The Medieval Bishop's Palace, which was originally constructed in 1163 by Bishop Robert de Chesney before being almost completely rebuilt by by Bishop Hugh of Avalon between 1186-1200. The palace was damaged during Lincolnshire Rising of 1536 but rapidly repaired by Bishop William Smith. During the English Civil War it was used as a prison.
In 1652 the Palace was sold to Col James Berry and converted into a private residence, while the lodgings continued to be used much of the other buildings fell into disrepair. In 1838 conservation work was carried out by Charles Mainwaring adding stables a coach house and rebuilding gatehouses.
The palace returned to Diocese under Bishop Kay in 1841 with restoration work being carried out to Alnwick Tower, Edward King House and the chapel over the following half a decade.
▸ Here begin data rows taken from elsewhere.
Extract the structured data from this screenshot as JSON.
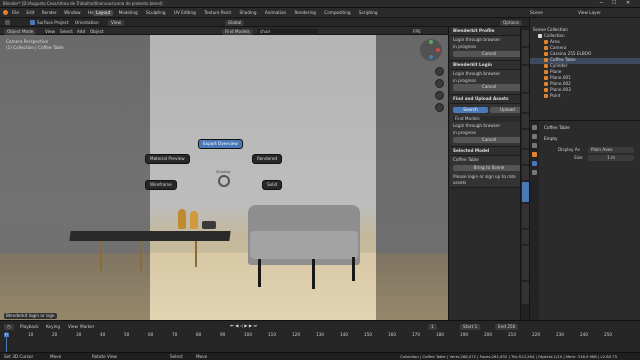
{
  "window": {
    "title": "Blender* [D:\\Augusto Cesar\\Area de Trabalho\\finervous\\cena de preteste.blend]"
  },
  "menu": {
    "items": [
      "File",
      "Edit",
      "Render",
      "Window",
      "Help"
    ]
  },
  "workspaces": [
    "Layout",
    "Modeling",
    "Sculpting",
    "UV Editing",
    "Texture Paint",
    "Shading",
    "Animation",
    "Rendering",
    "Compositing",
    "Scripting"
  ],
  "active_workspace": "Layout",
  "scene": {
    "label": "Scene",
    "view_layer": "View Layer"
  },
  "header": {
    "surface_project": "Surface Project",
    "orientation": "Orientation",
    "view": "View",
    "transform_global": "Global",
    "options": "Options"
  },
  "viewport_header": {
    "mode": "Object Mode",
    "view": "View",
    "select": "Select",
    "add": "Add",
    "object": "Object",
    "find_models": "Find Models",
    "search_value": "chair",
    "fps": "FPS",
    "at_track": "At Track",
    "frame_rate": "30.00"
  },
  "overlay": {
    "perspective": "Camera Perspective",
    "collection": "(1) Collection | Coffee Table"
  },
  "pie_menu": {
    "expert_overview": "Export Overview",
    "material_preview": "Material Preview",
    "rendered": "Rendered",
    "wireframe": "Wireframe",
    "solid": "Solid",
    "center": "Shading"
  },
  "addon_panel": {
    "profile_title": "Blenderkit Profile",
    "login_browser": "Login through browser",
    "in_progress": "in progress",
    "cancel": "Cancel",
    "login_title": "Blenderkit Login",
    "find_upload_title": "Find and Upload Assets",
    "search_tab": "Search",
    "upload_tab": "Upload",
    "find_models": "Find Models",
    "selected_model_title": "Selected Model",
    "selected_name": "Coffee Table",
    "bring_to_scene": "Bring to Scene",
    "login_note": "Please login or sign up to rate assets"
  },
  "vertical_tabs": [
    "Tool",
    "View",
    "Blenderkit",
    "Create",
    "Edit",
    "Physics",
    "Edit",
    "Item",
    "BlenderKit",
    "Checker Deselect",
    "Create",
    "Checkout Model Prev",
    "The Entrei"
  ],
  "outliner": {
    "title": "Scene Collection",
    "items": [
      "Collection",
      "Area",
      "Camera",
      "Cassina 255 ELBOO",
      "Coffee Table",
      "Cylinder",
      "Plane",
      "Plane.001",
      "Plane.002",
      "Plane.003",
      "Point"
    ]
  },
  "properties": {
    "object_name": "Coffee Table",
    "section": "Empty",
    "display_as_label": "Display As",
    "display_as_value": "Plain Axes",
    "size_label": "Size",
    "size_value": "1 m"
  },
  "timeline": {
    "playback": "Playback",
    "keying": "Keying",
    "view": "View",
    "marker": "Marker",
    "current_frame": "1",
    "start_label": "Start",
    "start_value": "1",
    "end_label": "End",
    "end_value": "250",
    "ticks": [
      "0",
      "10",
      "20",
      "30",
      "40",
      "50",
      "60",
      "70",
      "80",
      "90",
      "100",
      "110",
      "120",
      "130",
      "140",
      "150",
      "160",
      "170",
      "180",
      "190",
      "200",
      "210",
      "220",
      "230",
      "240",
      "250"
    ]
  },
  "notification": "Blenderkit login or sign",
  "status": {
    "left": [
      "Set 3D Cursor",
      "Move",
      "Rotate View",
      "Select",
      "Move"
    ],
    "right": "Collection | Coffee Table | Verts:268,072 | Faces:261,632 | Tris:523,264 | Objects:1/10 | Mem: 316.9 MiB | v2.80.75"
  },
  "colors": {
    "accent": "#4a78b8",
    "orange": "#e0822e",
    "green": "#58a868"
  }
}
It was last used as bishop’s residence in 1948, then becoming partly diocesan offices, conference and retreat centre, The Old Palace Hotel and the ownership of the ruins passing to English Heritage.